As one of the larger towns in the region, Clare is an administrative and service centre for the surrounding area. It has two supermarkets, many other specialty stores, two public and two private schools, three hotels, two motels, a caravan park and showground.
Clare has become recognised for its 'experiences', including the Riesling Trailwalking and cycling route from 9 km north of Clare to Auburn (25 km), on the former railway alignment, so named as it weaves past vinyards and wineries, and continuing to Riverton as the Rattler Trail. The Clare Valley wine region continues within the same line of hills as the famous Barossa Valley, and also produces some excellent wines.
Moving on tomorrow towards the towns of Balaklava and Two Wells before rolling into Adelaide. My son William has returned to his Commonwealth Games Athletic team selection squad training in NZ after riding with me for about 4 days. I enjoyed his company whilst supporting me as co rider after riding solo since the Wheatbelt of WA when Mat Jones left the ride. My support driver/cook/Dixie basher (dishwasher) Gunny leaves the team in Adelaide to fly back to Perth. He has been an outstanding asset as part of the long ride home team since leaving Perth on the 5th September. He has endured long periods of driving each day, setting up camp with Juvy, getting food ready on most occasions, cleaning duties and a long separation from his family in Perth for the last 6 weeks. His around the campfire humour has kept the boys in stitches laughing being all part of keeping the morale high. I've since realised that his personal qualities for such a long period has been appreciated by all. Well done Gunny, you will be sadly missed by the team.
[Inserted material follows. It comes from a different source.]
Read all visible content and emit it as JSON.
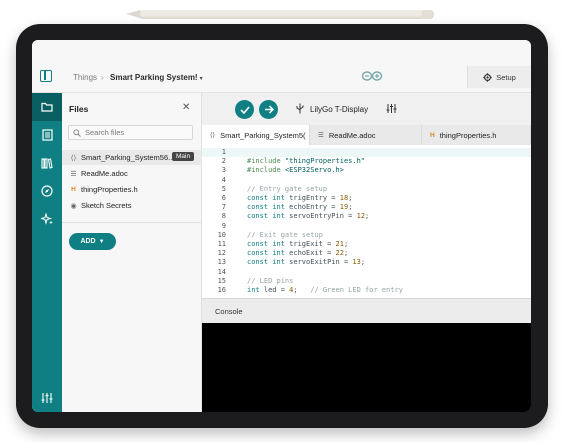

Warmest regard to all from the long ride home team in Clare South Australia
Truck, Juvy, Gunny, Terry and Ned Kelly